Wake Up Call From Kashmir: Modi Govt's Pakistan Policy Is As Confusing As UPA's

10 March 2015
Rajeev Sharma

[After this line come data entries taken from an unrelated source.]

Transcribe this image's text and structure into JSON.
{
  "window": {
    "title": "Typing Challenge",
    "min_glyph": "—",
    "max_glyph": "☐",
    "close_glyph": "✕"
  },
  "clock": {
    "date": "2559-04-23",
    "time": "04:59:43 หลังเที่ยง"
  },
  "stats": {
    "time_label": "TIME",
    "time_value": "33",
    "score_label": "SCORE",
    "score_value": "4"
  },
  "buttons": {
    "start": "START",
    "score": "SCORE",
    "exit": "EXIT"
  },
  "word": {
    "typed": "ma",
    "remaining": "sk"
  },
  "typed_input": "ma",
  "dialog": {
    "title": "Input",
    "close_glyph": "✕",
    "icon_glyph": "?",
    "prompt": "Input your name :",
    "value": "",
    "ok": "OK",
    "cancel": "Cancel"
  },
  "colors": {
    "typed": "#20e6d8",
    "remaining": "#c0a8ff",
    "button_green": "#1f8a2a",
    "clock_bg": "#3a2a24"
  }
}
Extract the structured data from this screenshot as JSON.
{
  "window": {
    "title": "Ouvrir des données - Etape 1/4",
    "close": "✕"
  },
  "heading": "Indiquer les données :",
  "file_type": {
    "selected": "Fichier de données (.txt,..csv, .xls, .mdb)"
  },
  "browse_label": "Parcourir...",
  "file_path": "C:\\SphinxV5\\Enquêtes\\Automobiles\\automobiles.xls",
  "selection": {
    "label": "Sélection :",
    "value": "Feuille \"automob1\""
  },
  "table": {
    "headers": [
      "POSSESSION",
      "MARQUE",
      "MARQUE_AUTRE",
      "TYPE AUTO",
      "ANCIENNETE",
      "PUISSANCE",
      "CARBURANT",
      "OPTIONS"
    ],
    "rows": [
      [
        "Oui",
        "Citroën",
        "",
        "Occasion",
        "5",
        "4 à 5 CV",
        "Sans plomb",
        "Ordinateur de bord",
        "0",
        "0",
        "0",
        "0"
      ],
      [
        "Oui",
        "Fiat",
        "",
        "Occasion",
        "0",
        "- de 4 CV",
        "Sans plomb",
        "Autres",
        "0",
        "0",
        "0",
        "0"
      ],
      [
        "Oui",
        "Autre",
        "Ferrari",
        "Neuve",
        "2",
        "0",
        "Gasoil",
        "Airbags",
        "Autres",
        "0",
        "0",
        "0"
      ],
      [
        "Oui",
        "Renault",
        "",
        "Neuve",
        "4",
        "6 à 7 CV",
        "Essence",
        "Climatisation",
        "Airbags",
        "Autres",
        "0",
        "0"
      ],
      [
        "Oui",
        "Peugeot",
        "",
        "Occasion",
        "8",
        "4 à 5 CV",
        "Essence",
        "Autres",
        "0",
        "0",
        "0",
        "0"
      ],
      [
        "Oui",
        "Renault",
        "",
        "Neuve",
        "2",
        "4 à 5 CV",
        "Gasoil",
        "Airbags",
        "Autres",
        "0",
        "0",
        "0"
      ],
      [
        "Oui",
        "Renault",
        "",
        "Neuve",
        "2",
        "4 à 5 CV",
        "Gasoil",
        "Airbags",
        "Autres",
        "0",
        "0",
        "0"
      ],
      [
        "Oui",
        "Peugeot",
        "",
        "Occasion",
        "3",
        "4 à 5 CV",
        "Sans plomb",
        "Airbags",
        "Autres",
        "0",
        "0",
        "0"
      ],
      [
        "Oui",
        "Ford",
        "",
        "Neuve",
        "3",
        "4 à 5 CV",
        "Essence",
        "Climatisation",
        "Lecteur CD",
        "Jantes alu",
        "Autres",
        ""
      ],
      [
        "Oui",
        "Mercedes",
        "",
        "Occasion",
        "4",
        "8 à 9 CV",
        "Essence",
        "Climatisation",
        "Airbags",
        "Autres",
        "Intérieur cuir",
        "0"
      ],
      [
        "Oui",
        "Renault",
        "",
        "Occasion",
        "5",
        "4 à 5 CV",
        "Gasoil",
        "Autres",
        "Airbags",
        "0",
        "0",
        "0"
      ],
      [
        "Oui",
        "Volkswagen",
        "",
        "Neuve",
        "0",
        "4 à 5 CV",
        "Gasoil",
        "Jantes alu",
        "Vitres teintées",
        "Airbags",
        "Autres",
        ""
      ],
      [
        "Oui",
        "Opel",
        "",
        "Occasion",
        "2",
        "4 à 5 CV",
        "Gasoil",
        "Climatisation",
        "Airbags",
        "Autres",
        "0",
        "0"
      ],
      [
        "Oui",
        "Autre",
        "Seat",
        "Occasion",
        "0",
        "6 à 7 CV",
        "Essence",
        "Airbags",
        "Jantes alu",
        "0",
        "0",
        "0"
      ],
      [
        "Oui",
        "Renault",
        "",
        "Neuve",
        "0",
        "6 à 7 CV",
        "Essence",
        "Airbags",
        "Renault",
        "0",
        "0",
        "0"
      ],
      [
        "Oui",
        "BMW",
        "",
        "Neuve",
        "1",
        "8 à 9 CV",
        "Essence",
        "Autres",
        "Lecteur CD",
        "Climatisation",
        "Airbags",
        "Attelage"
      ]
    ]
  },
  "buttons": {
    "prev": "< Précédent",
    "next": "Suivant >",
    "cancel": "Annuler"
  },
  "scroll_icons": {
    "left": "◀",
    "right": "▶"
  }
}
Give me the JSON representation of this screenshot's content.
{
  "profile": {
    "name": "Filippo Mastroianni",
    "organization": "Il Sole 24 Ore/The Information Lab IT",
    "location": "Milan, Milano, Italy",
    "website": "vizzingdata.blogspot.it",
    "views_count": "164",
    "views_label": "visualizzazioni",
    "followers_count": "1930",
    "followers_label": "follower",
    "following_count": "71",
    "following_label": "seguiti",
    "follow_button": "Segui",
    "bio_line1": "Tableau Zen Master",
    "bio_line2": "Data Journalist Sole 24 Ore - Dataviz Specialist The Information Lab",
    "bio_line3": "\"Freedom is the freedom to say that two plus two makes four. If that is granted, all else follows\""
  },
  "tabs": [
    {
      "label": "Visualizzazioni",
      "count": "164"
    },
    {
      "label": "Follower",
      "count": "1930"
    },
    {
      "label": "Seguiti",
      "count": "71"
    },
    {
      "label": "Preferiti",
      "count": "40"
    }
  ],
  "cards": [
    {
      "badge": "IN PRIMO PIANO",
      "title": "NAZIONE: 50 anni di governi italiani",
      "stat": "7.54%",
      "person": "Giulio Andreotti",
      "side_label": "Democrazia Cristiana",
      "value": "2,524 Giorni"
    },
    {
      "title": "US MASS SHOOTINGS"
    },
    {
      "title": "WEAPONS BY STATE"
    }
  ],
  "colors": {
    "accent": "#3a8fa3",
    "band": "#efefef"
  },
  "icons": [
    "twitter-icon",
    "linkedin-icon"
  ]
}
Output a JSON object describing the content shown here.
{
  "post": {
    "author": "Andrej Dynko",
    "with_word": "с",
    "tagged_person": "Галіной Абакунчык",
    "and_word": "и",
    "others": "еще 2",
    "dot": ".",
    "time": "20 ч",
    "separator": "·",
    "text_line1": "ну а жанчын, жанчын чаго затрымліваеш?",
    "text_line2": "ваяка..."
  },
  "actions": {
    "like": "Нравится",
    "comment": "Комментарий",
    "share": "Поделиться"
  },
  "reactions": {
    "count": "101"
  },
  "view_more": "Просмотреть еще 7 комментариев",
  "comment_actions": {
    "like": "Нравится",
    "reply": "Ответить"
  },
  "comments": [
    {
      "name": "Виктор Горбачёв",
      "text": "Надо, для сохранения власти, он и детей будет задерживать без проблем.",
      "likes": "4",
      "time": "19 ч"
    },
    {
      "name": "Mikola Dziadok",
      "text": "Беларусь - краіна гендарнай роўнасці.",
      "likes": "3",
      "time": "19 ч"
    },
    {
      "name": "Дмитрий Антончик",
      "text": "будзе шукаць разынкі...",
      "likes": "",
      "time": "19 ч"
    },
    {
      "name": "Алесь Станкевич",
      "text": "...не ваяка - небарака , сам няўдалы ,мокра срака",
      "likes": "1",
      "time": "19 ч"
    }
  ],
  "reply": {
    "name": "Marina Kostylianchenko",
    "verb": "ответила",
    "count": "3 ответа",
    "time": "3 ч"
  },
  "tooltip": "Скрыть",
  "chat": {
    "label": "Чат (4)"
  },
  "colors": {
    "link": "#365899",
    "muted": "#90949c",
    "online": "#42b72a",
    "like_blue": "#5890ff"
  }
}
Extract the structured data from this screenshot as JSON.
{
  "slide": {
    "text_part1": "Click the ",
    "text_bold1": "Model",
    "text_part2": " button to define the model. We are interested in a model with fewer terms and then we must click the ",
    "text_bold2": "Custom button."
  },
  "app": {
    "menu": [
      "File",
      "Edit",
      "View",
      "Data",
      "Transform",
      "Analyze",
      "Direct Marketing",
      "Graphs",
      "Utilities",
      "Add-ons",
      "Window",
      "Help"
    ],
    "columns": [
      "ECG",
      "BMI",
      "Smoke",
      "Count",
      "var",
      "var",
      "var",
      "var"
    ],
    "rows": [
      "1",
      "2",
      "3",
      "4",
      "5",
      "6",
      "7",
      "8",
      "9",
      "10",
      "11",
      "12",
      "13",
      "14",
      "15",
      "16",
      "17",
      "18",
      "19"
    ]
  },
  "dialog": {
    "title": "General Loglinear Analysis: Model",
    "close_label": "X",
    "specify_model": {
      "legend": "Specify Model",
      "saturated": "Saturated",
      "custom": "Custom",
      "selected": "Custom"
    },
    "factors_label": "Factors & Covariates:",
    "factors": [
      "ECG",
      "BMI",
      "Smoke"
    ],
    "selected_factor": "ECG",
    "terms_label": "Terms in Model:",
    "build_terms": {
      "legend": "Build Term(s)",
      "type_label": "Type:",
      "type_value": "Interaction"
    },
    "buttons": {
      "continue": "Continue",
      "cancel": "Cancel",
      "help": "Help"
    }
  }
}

New Delhi: Something is seriously amiss in Prime Minister Narendra Modi's Pakistan policy. The Modi government is sending confusing - and confused - signals on as to how exactly it wants to deal with Pakistan. The latest incident of Pakistan High Commissioner in India Abdul Basit meeting top Kashmiri separatist leader Syed Ali Shah Geelani in New Delhi on Monday has pushed the envelope further for the Modi government. The Modi government needs to be crystal clear on terms of engagement with Pakistan. Unfortunately, it isn't. It was at the initiative of Modi himself - when he was the PM-designate and had not yet been sworn in as the Indian Prime Minister - when he had played a grandiose card of inviting top Pakistani leadership to his swearing in on 26 May, 2014. It was a bold foreign policy move by Modi which had taken Pakistani leadership unawares. Pakistan has always been known for beating India hands down in foreign policy optics and has always scored brownie points over India. But the Modi move turned the tables on Pakistan. For a change, it was Pakistan - not India - which was scurrying for cover. It took several days for Pakistan Prime Minister Nawaz Sharif and his high-profile brother Shahbaz Sharif's entreaties with the Pakistan Army top bosses to 'allow' Nawaz Sharif to attend Modi's swearing in. The Modi masterstroke eventually paid dividends and Nawaz Sharif attended Modi's inauguration. More importantly, during his stay in India, Nawaz Sharif did not meet any Kashmiri separatist and did not utter the 'K' word. In fact, Nawaz Sharif did not act like most Pakistani leaders and went back home without stirring the much molten pot of India-Pakistan bilateral relations. In fact, Nawaz Sharif came under fire from his own domestic constituency for his softness towards India. When insinuations were made that he was not happy with his India visit, a statement was issued by his office confirming that he had no complaints from his hosts during his India visit. From then and there on, India-Pakistan relations suddenly started going downhill - a familiar phenomenon. Suddenly Pakistan upped its ante and resorted to unprovoked firing along the International Border and the Line of Control and the Pakistani envoy (Abdul Basit) met Kashmiri separatists just ahead of the first-ever meeting of the two counties' foreign secretaries in Islamabad on 25 August. The Modi government pulled the plug and unilaterally called off the foreign secretary-level talks, telling Pakistan that either they talk to 'us' (the Indian government) or 'them' (the Kashmiri separatists). There was no change on the ground situation when PM Modi sent his new foreign secretary S Jaishankar to Pakistan earlier this month, albeit under the garb of 'SAARC Yatra'. Obviously, the Modi government wanted to make amends on its Pakistan policy and resume contact with the difficult neighbour without ceding diplomatic ground to Pakistan. After all, the Modi government had to send a signal to the international community that it was keeping Pakistan engaged. As expected, no breakthroughs followed in the India-Pakistan bilateral context during Jaishaknar's much-hyped Pakistan visit. Incidentally, PM Modi had sent his foreign secretary to Pakistan without an iota of assurance from Pakistan that it would move away from its policy of engaging with the Kashmiri separatists, which was seen to be a bottom line for the Modi government to do bilateral business with Pakistan. The wheel has come full circle now. Abdul Basit has met Geelani, the most prominent Kashmiri separatist leader. Now what does the Modi government do? How will the Modi government react? Basit met Geelani for about 30 minutes at the latter's residence in New Delhi and discussed the whole gamut of India-Pakistan relations including the current situation in Jammu and Kashmir, torpedoed by a political row has erupted over the release of separatist Masarat Alam. This was on a day when none other PM Modi himself had told parliament thus: 'I also lend my voice to the outrage on the release of the separatist... this is not one party's outrage, it is the nation's outrage.' This is highly confusing politics by PM Modi - or shall we call it confused politics? At a time when the ruling BJP is facing heat over its questionable political marriage with chief minister Mufti Mohammed Sayeed's People's Democratic Party in Jammu and Kashmir, New Delhi's confusing policy can be highly damaging in the long run. Prime Minister Modi needs to tell his countrymen what exactly his Pakistan policy is. As of now, there is not an iota of difference in the Modi government's Pakistan policy from the previous UPA government.